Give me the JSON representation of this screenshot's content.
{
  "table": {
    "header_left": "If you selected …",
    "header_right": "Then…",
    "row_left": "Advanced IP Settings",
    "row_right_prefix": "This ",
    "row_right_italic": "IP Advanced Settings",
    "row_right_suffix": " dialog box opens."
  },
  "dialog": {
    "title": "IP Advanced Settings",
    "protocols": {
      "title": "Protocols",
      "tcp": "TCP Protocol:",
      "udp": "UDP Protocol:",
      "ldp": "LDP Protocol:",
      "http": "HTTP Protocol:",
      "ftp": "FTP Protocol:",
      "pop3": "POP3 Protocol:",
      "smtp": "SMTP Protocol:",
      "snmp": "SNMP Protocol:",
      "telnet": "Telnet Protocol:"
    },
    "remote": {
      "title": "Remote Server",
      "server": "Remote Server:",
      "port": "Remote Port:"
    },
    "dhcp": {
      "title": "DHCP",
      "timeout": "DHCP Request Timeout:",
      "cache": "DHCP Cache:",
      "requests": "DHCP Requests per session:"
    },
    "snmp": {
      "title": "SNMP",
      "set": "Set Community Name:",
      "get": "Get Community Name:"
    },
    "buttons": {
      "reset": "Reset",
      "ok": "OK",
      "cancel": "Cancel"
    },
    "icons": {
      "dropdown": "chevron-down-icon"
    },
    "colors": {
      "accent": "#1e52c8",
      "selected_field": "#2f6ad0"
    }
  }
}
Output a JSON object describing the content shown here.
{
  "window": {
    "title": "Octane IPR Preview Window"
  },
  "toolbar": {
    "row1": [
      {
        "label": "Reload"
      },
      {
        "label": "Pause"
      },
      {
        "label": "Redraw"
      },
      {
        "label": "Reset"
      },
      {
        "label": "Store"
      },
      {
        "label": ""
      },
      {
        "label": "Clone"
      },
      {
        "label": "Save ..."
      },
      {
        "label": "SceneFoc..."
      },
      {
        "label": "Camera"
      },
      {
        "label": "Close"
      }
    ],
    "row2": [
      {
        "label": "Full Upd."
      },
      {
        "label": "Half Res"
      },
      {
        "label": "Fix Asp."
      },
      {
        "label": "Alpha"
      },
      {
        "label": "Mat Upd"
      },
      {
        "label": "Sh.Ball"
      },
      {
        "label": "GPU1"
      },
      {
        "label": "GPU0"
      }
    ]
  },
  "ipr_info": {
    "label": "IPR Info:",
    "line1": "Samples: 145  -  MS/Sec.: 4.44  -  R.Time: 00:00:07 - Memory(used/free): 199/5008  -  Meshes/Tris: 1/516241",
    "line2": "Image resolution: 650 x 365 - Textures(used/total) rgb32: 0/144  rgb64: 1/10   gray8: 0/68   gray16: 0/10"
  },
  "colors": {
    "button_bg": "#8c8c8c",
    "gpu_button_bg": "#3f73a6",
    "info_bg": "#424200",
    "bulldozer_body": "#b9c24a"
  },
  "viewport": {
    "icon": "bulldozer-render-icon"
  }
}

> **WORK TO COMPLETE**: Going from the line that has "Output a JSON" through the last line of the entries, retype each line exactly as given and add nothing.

> **ANSWER SPACE**:
Output a JSON object describing the content shown here.
{
  "window": {
    "title": "Octane IPR Preview Window"
  },
  "toolbar": {
    "row1": [
      {
        "label": "Reload"
      },
      {
        "label": "Pause"
      },
      {
        "label": "Redraw"
      },
      {
        "label": "Reset"
      },
      {
        "label": "Store"
      },
      {
        "label": ""
      },
      {
        "label": "Clone"
      },
      {
        "label": "Save ..."
      },
      {
        "label": "SceneFoc..."
      },
      {
        "label": "Camera"
      },
      {
        "label": "Close"
      }
    ],
    "row2": [
      {
        "label": "Full Upd."
      },
      {
        "label": "Half Res"
      },
      {
        "label": "Fix Asp."
      },
      {
        "label": "Alpha"
      },
      {
        "label": "Mat Upd"
      },
      {
        "label": "Sh.Ball"
      },
      {
        "label": "GPU1"
      },
      {
        "label": "GPU0"
      }
    ]
  },
  "ipr_info": {
    "label": "IPR Info:",
    "line1": "Samples: 145  -  MS/Sec.: 4.44  -  R.Time: 00:00:07 - Memory(used/free): 199/5008  -  Meshes/Tris: 1/516241",
    "line2": "Image resolution: 650 x 365 - Textures(used/total) rgb32: 0/144  rgb64: 1/10   gray8: 0/68   gray16: 0/10"
  },
  "colors": {
    "button_bg": "#8c8c8c",
    "gpu_button_bg": "#3f73a6",
    "info_bg": "#424200",
    "bulldozer_body": "#b9c24a"
  },
  "viewport": {
    "icon": "bulldozer-render-icon"
  }
}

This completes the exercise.